If used on many occasions in the wall treatment, you may notice that the flaky powdery substance becomes clearer as the minutes pass, to the point of complete eradication from the wall surface.
Does Efflorescence mean the Basement Leaks: FAQs?
Is Efflorescence in the basement a problem?
Efflorescence itself is not always a problem in the basement. It can be brushed away with a stiff brush. It suggests the appearance of water somewhere in the basement. Usually, this water comes from a leak, usually through cracks in the walls or floor. Therefore, it should be clarified that the worst of the evils of a house is Efflorescence in the basement.
How do you fix Efflorescence in a basement?
Clearwater repellents, acrylic, and silicone coatings can help you eradicate Efflorescence. The coating will absorb water through a masonry surface and prevent Efflorescence from recurring.
Hot water together with a little white vinegar is also known to eliminate Efflorescence.
Can you finish a basement with Efflorescence?
Finishing a basement with Efflorescence cannot be done. A specialist must remove salt deposits and properly seal any cement before proceeding with basement remodeling. The problem cannot be ignored, as moisture can easily ruin a newly finished basement.
Efflorescence can be a serious problem that has plagued much of the world for years. While it is not usually seen every day, there is no doubt that homeowners have a headache.

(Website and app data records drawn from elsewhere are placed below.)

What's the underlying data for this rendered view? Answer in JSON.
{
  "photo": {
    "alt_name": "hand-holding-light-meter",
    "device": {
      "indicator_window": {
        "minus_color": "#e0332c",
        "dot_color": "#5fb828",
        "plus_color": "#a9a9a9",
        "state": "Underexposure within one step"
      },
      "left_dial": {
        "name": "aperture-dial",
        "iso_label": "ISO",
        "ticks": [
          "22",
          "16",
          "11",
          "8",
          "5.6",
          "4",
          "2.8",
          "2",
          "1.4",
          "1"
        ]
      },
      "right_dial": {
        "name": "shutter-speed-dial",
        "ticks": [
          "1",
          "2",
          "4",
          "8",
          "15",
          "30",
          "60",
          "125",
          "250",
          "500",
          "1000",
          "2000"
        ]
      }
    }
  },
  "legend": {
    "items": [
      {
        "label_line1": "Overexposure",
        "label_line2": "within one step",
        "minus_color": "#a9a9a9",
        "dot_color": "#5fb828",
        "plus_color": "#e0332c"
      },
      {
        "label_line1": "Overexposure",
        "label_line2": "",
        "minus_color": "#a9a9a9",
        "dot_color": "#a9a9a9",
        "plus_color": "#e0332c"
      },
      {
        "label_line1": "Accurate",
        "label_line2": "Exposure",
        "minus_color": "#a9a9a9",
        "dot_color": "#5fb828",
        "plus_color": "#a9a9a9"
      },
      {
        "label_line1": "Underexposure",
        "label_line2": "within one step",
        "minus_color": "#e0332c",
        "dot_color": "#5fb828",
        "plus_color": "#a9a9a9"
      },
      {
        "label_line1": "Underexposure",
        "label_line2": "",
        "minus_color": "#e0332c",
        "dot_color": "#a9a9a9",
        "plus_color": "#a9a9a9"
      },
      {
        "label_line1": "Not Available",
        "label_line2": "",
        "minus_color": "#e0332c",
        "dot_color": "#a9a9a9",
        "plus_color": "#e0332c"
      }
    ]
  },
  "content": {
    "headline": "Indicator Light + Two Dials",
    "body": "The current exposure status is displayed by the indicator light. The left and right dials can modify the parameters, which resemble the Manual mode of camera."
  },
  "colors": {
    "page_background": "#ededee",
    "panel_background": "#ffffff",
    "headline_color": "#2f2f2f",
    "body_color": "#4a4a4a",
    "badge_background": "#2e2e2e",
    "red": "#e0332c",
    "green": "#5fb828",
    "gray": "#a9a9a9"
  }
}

The best option is to leave this project to a group of specialists. This way, structural damage can be avoided in the future.
Wet basement walls are the result of water seeping through them. The water damages the structure of the basement walls as well as the entire building. Examine the basement walls for mold. If you find mold or mildew anywhere on the wall, there is a leak in that part due to excess water seeping into the wall and feeding the mold. Mold is easy to find because it is colorful. If your walls have mold, it also shows the presence of a leak.
Another way to tell if your basement walls are leaking is the smell of the basement. Odors come from bacteria, fungi, mold, and mildew growing in damp walls. As water rots things, you can also smell the rot.
One more indicator of wet basement wall leaks is Efflorescence. Examine your walls for Efflorescence, which is identified as a chalky white residue. It is caused by high humidity due to water entering the walls. If you find it on your wet walls, you have a wall leak. An alternative way to find basement wall leaks is to look for discoloration on the walls. When there is a wall leak, the leaking water stains the walls and discolors them. These stains are usually large and brown and spread throughout the basement walls.